Selin Kilic November 8, 2016 November 8th, 2016

As per usual the LGBT community prove to be masterfully talented, even behind bars. Even with their limited supplies, and generally speaking, limited support within their confines (not to mention externally), the queer community in prison has managed to create some untrammeled (it means UNlimited) works of art.

Lucky for us (really for everyone!) regular civilians will now get to view their masterpieces at a new art exhibit in New York. The exhibit, a year-long-project by Tatiana von Fürstenberg, (Yes, that’s designer DVF’s daughter) is meant to shed a light on the LGBT prisoners, who face greater dangers presented towards them within ‘the system.’

These incarcerated artists draw a variety of subjects, successfully capturing their emotions, (gender) identities, and beliefs all while using dull pencils and ball-point pen ink tubes (the hard outer plastic shell is ‘too dangerous’).



The imagination some of these participants have with their mediums leads to the creation of some stunning artwork, like this airbrushed piece of Marilyn Monroe, which was achieved through the combined use of an asthma inhaler and some Kool Aid.
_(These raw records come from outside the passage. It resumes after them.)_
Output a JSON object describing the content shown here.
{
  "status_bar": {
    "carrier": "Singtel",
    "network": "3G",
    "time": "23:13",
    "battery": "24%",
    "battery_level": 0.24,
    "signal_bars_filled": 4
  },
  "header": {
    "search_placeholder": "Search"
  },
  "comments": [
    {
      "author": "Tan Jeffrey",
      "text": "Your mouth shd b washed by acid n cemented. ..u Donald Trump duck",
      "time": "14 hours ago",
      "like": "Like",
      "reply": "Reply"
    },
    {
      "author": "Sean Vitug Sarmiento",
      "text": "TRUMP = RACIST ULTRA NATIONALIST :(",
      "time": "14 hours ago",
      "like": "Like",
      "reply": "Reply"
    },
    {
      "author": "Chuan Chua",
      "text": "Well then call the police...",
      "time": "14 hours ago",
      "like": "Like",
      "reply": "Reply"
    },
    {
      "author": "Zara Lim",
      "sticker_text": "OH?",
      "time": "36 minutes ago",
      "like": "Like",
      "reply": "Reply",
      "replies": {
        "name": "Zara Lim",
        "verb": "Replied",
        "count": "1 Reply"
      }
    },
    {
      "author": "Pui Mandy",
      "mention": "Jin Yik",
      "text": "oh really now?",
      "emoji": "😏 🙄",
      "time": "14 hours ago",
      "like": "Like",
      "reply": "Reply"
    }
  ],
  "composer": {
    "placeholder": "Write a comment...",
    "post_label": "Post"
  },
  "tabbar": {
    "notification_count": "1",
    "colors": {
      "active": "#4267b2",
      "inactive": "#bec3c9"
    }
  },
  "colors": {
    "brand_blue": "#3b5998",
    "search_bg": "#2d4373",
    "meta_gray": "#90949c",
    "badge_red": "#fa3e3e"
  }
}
The exhibit, which originally received more than 4,000 submissions (only 450 are featured in the show), does include some captions by the inmates, which shed some insight into the lives of the prisoners.


Per the show’s release:

Through the lens of art, we on the outside have the opportunity to bear witness to the suffering and also celebrate the resilience of the artists who are locked up.

The art on these walls demonstrates the ability of those who are suffering to still create beauty. Each of these pieces tells a story and these are stories we must listen to.

For example:


Includes the caption:

“I have been stripped of all my property, clothing, mat… and left to sleep on a steel bunk in 30-degree weather,” writes Felicity. “I’ve been harassed time and time again for my identity, being a flamboyant fem gay. But still I stand, I won’t bend and I won’t break.”

Or this one:

“I just can’t understand why our proud American culture is accepting of our inhumane, undignified prison system,” writes Tony W. “It is insane to treat people horribly for years, then return them to society. I’ve become wise, yet pissed off.”

While others are actually quite romantic and seem fun:


“I had several relationships in prison and had the best sex I can possibly imagine,” wrote Cheyenne. “My favorite part of the day was lockdown. We would make out until the count, that’s when the real fun started.”

Young von Fürstenberg went on to explain her personal reasoning for the exhibition:

“My dad was gay. He had a lot of internalized homophobia early on, and had a really hard time coming out to me initially. He got better with it. Growing up in the fashion world meant I was basically raised by the LGBTQ community entirely. They were the only people I could really relate to.”

Along with her empathy towards inmates:

“The misconception created by the media is to make everyone in jail seem really dangerous, when in fact the prison population would be massively reduced if they decriminalized sex work, or stopped arresting under-18s, or stopped jailing people for the technical violations of probation. A lot of crime is poverty-incited.”

“What I hope is that people realize the enormous amount of talent, complexity, and culture of LGBTQ people within prison. You can’t stereotype and forget them. I want people to be wowed by the quality of the work, and the voices of these people to be heard.”

We are listening!


Although none of the art is for sale, visitors can text the inc-artists (via a transcription service) or become a pen-pal! You can also become a pen-pal with inmates through blackandpink.org.


Source: NewNowNext